Two books served Benjamin as models: Louis Aragon’s A Paris Peasant, with its affectionate tribute to the Passage de L’Opéra, and Franz Hessel’s Strolling in Berlin, which focuses on the Kaisergalerie and its power to summon up the feel of a bygone era. In his book, Benjamin would try to capture the “phantasmagoric” experience of the Parisian wandering among displays of goods, an experience still recoverable in his own day, when “arcades dot the metropolitan landscape like caves containing the fossil remains of a vanished monster: the consumer of the pre-imperial era of capitalism, the last dinosaur of Europe”.

… “

An extract from JM Coetzee’s highly engaging essay on Walter Benjamin: ‘The man who went shopping for truth’ as found at:

https://www.theguardian.com/books/2001/jan/20/history.society as accessed 30 September 2017-09-30

 

What is an Arcade?

What is an arcade? In its classic sense, the term denotes a pedestrian passage or gallery, open at both ends and roofed in glass and iron, typically linking two parallel streets and consisting of two facing rows of shops and other commercial establishments – restaurants, cafés, hairdressers, etc. “Arcade” is the English name: in French the arcades are known as “passages”, and in German as “Passagen”.

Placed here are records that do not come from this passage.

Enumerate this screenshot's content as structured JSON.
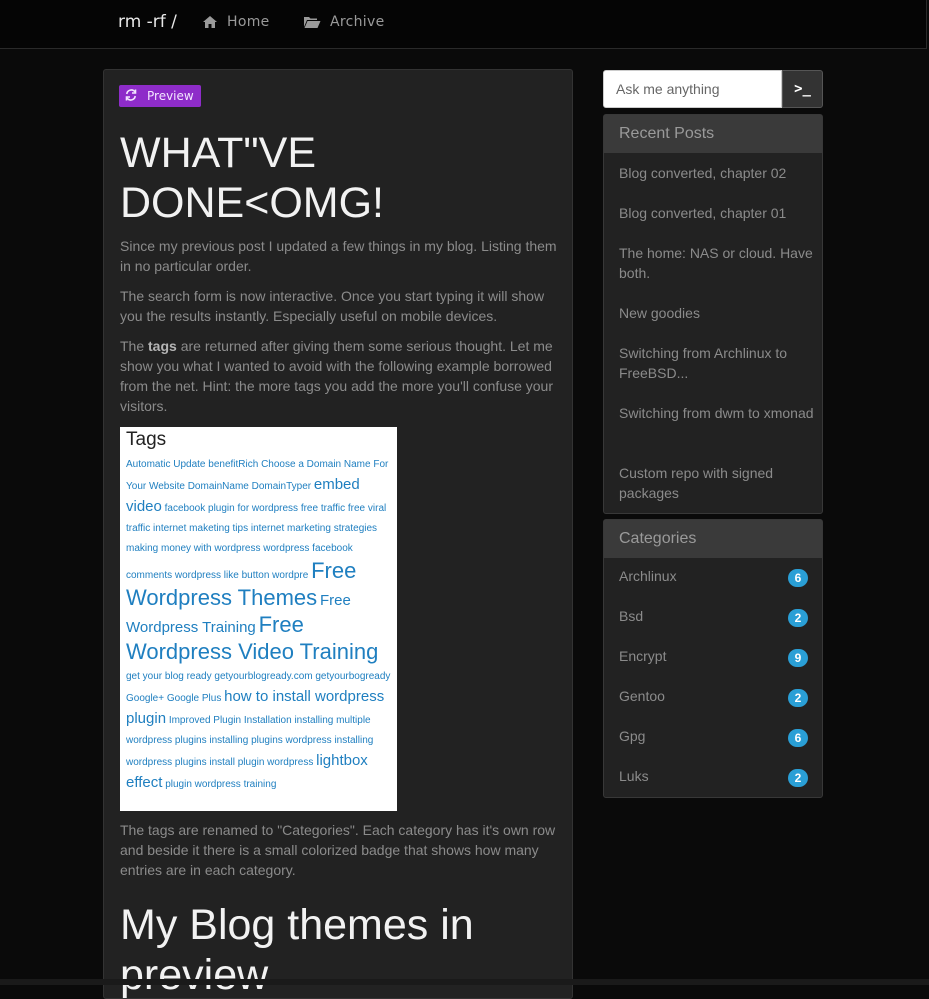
{
  "nav": {
    "brand": "rm -rf /",
    "home_label": "Home",
    "archive_label": "Archive"
  },
  "post": {
    "badge_label": "Preview",
    "title": "WHAT\"VE DONE<OMG!",
    "paragraphs": [
      "Since my previous post I updated a few things in my blog. Listing them in no particular order.",
      "The search form is now interactive. Once you start typing it will show you the results instantly. Especially useful on mobile devices."
    ],
    "p3_before": "The ",
    "p3_bold": "tags",
    "p3_after": " are returned after giving them some serious thought. Let me show you what I wanted to avoid with the following example borrowed from the net. Hint: the more tags you add the more you'll confuse your visitors.",
    "p4": "The tags are renamed to \"Categories\". Each category has it's own row and beside it there is a small colorized badge that shows how many entries are in each category.",
    "title2": "My Blog themes in preview"
  },
  "tag_image": {
    "title": "Tags",
    "tags": [
      {
        "text": "Automatic Update benefitRich Choose a Domain Name For Your Website DomainName DomainTyper",
        "size": "s"
      },
      {
        "text": "embed video",
        "size": "m"
      },
      {
        "text": "facebook plugin for wordpress free traffic free viral traffic internet maketing tips internet marketing strategies making money with wordpress wordpress facebook comments wordpress like button wordpre",
        "size": "s"
      },
      {
        "text": "Free Wordpress Themes",
        "size": "l"
      },
      {
        "text": "Free Wordpress Training",
        "size": "m"
      },
      {
        "text": "Free Wordpress Video Training",
        "size": "l"
      },
      {
        "text": "get your blog ready getyourblogready.com getyourbogready Google+ Google Plus",
        "size": "s"
      },
      {
        "text": "how to install wordpress plugin",
        "size": "m"
      },
      {
        "text": "Improved Plugin Installation installing multiple wordpress plugins installing plugins wordpress installing wordpress plugins install plugin wordpress",
        "size": "s"
      },
      {
        "text": "lightbox effect",
        "size": "m"
      },
      {
        "text": "plugin wordpress training",
        "size": "s"
      }
    ]
  },
  "search": {
    "placeholder": "Ask me anything",
    "button_label": ">_"
  },
  "recent_posts": {
    "heading": "Recent Posts",
    "items": [
      "Blog converted, chapter 02",
      "Blog converted, chapter 01",
      "The home: NAS or cloud. Have both.",
      "New goodies",
      "Switching from Archlinux to FreeBSD...",
      "Switching from dwm to xmonad",
      "Custom repo with signed packages"
    ]
  },
  "categories": {
    "heading": "Categories",
    "items": [
      {
        "name": "Archlinux",
        "count": "6"
      },
      {
        "name": "Bsd",
        "count": "2"
      },
      {
        "name": "Encrypt",
        "count": "9"
      },
      {
        "name": "Gentoo",
        "count": "2"
      },
      {
        "name": "Gpg",
        "count": "6"
      },
      {
        "name": "Luks",
        "count": "2"
      }
    ]
  },
  "colors": {
    "badge_purple": "#8e2cc9",
    "count_badge_blue": "#2a9fd6",
    "link_blue": "#1f7fc0"
  },
  "icons": {
    "home": "home-icon",
    "archive": "folder-open-icon",
    "preview": "refresh-icon",
    "search_button": "terminal-icon"
  }
}
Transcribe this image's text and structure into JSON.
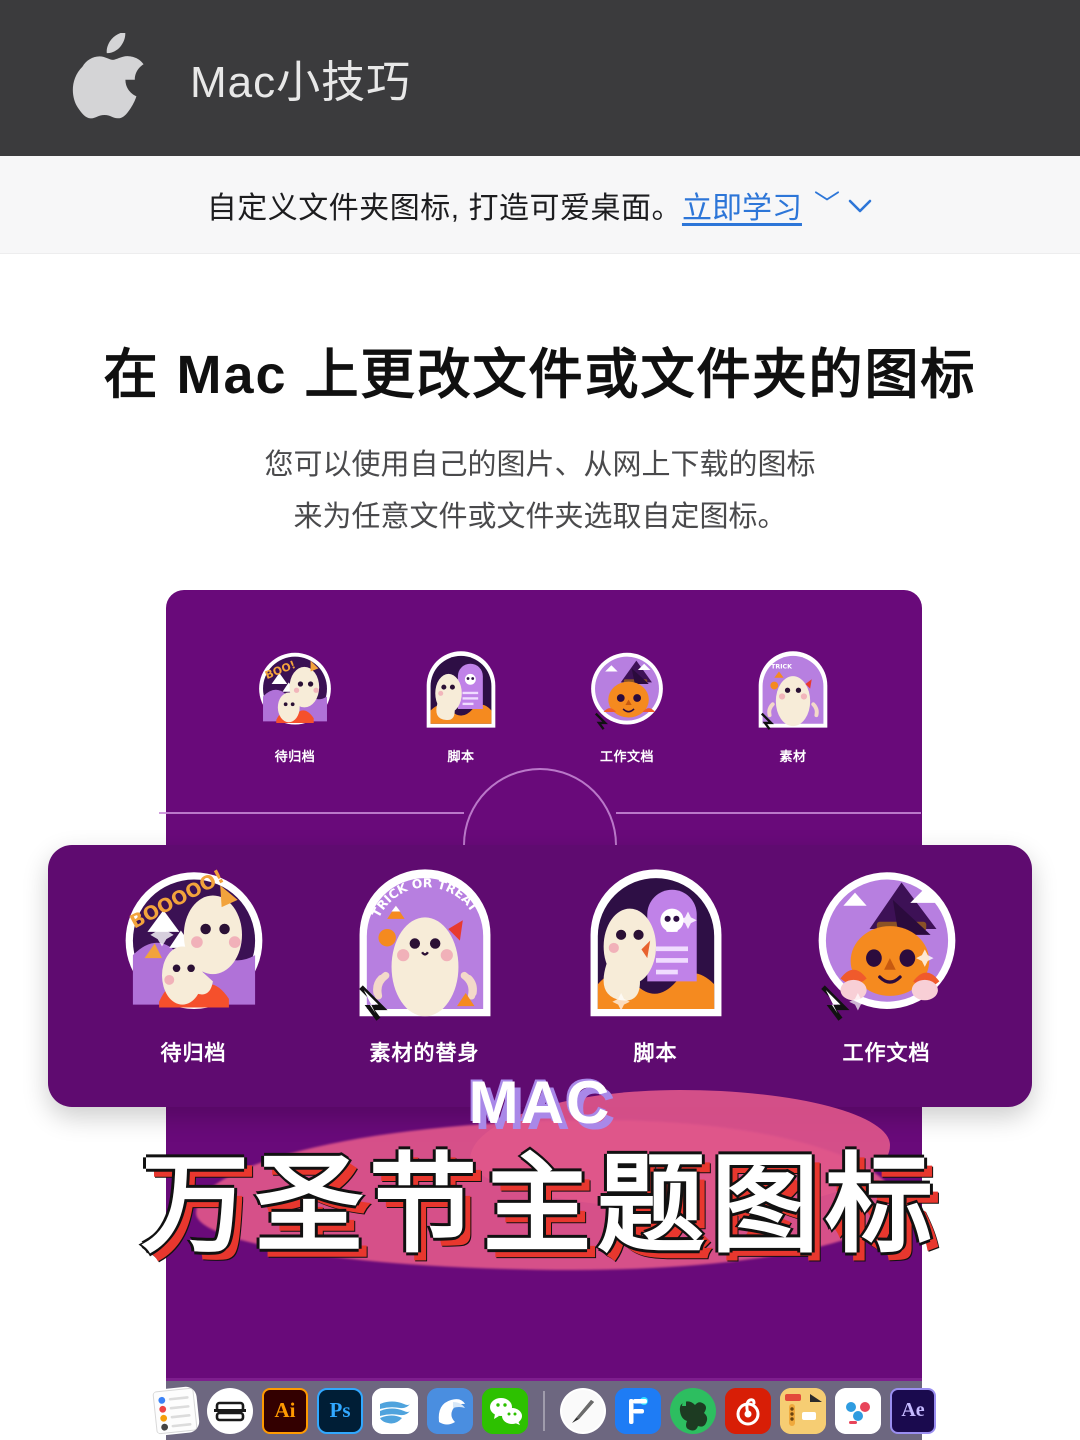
{
  "header": {
    "logo_icon": "apple-logo-icon",
    "title": "Mac小技巧",
    "background": "#3b3b3d"
  },
  "promo": {
    "text": "自定义文件夹图标, 打造可爱桌面。",
    "link_label": "立即学习",
    "chevron_icon": "chevron-down-icon",
    "link_color": "#2d76d8"
  },
  "hero": {
    "title": "在 Mac 上更改文件或文件夹的图标",
    "subtitle_line1": "您可以使用自己的图片、从网上下载的图标",
    "subtitle_line2": "来为任意文件或文件夹选取自定图标。"
  },
  "artwork": {
    "panel_back_color": "#690a7a",
    "panel_front_color": "#5f0b70",
    "blob_color": "#e0568b",
    "back_icons": [
      {
        "label": "待归档",
        "icon": "ghost-boooooo-icon",
        "shape": "circle"
      },
      {
        "label": "脚本",
        "icon": "ghost-tombstone-icon",
        "shape": "arch"
      },
      {
        "label": "工作文档",
        "icon": "pumpkin-witch-icon",
        "shape": "circle"
      },
      {
        "label": "素材",
        "icon": "ghost-trick-or-treat-icon",
        "shape": "arch"
      }
    ],
    "front_icons": [
      {
        "label": "待归档",
        "icon": "ghost-boooooo-icon",
        "shape": "circle"
      },
      {
        "label": "素材的替身",
        "icon": "ghost-trick-or-treat-icon",
        "shape": "arch"
      },
      {
        "label": "脚本",
        "icon": "ghost-tombstone-icon",
        "shape": "arch"
      },
      {
        "label": "工作文档",
        "icon": "pumpkin-witch-icon",
        "shape": "circle"
      }
    ],
    "banner_top": "MAC",
    "banner_main": "万圣节主题图标",
    "sticker_text_boo": "BOOOOO!",
    "sticker_text_trick": "TRICK OR TREAT"
  },
  "dock": {
    "background": "#6d6780",
    "items": [
      {
        "name": "notes-app-icon",
        "label": "Notes",
        "color": "#ffffff"
      },
      {
        "name": "mweb-app-icon",
        "label": "MWeb",
        "color": "#ffffff"
      },
      {
        "name": "illustrator-app-icon",
        "label": "Ai",
        "color": "#330000"
      },
      {
        "name": "photoshop-app-icon",
        "label": "Ps",
        "color": "#001e36"
      },
      {
        "name": "bear-app-icon",
        "label": "Ulysses",
        "color": "#ffffff"
      },
      {
        "name": "downie-app-icon",
        "label": "Downie",
        "color": "#4a8ee0"
      },
      {
        "name": "wechat-app-icon",
        "label": "WeChat",
        "color": "#2dc100"
      },
      {
        "name": "dock-separator",
        "label": "",
        "color": ""
      },
      {
        "name": "keynote-app-icon",
        "label": "Keynote",
        "color": "#ffffff"
      },
      {
        "name": "feishu-app-icon",
        "label": "Feishu",
        "color": "#1e7cf5"
      },
      {
        "name": "evernote-app-icon",
        "label": "Evernote",
        "color": "#2dbe60"
      },
      {
        "name": "netease-music-icon",
        "label": "NetEase Music",
        "color": "#d81e06"
      },
      {
        "name": "folder-app-icon",
        "label": "Folder",
        "color": "#f5c869"
      },
      {
        "name": "baidu-netdisk-icon",
        "label": "Baidu Netdisk",
        "color": "#ffffff"
      },
      {
        "name": "aftereffects-app-icon",
        "label": "Ae",
        "color": "#1a0a4e"
      }
    ]
  }
}
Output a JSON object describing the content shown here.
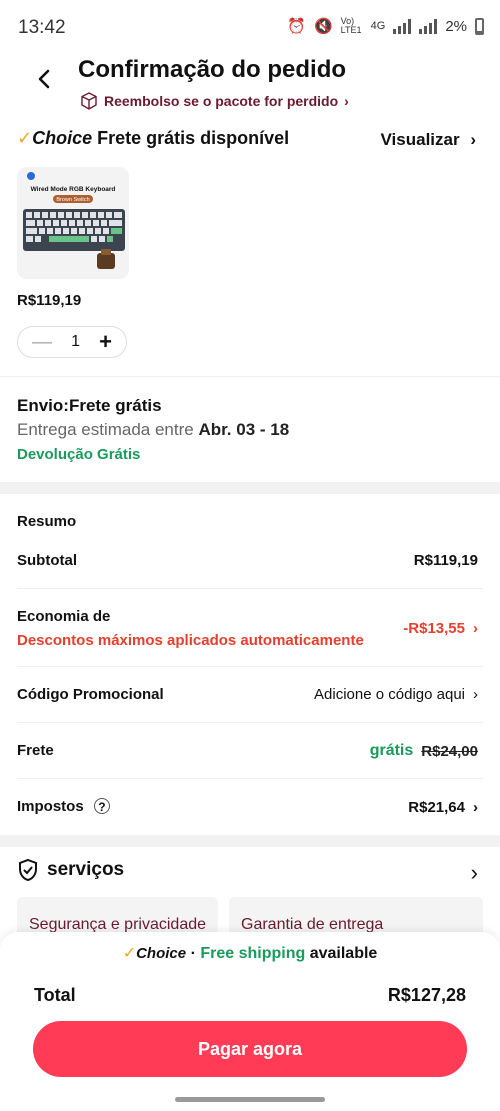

The modern arcade was invented in Paris, and, while the concept was imitated in other cities – there are particularly fine mid-nineteenth century examples in Brussels – the Parisian arcades remain the type of the phenomenon. Benjamin quotes a passage from the Illustrated Guide to Paris, a German publication of 1852, which sums up the arcades’ essence:

“These arcades, a recent invention of industrial luxury, are glass-roofed, marble- panelled corridors extending through whole blocks of buildings, whose owners have joined together for such enterprises. Lining both sides of the corridors, which get their light from above, are the most elegant shops, so that the arcade is a city, a world in miniature, in which customers will find everything they need”.

Christopher Rollason, The Passageways of Paris: Walter Benjamin’s Arcades Project and Contemporary Cultural Debate in the West as found at: http://www.yatrarollason.info/files/BenjaminPassagesYatraversion.pdf  as accessed on 22 September 2017.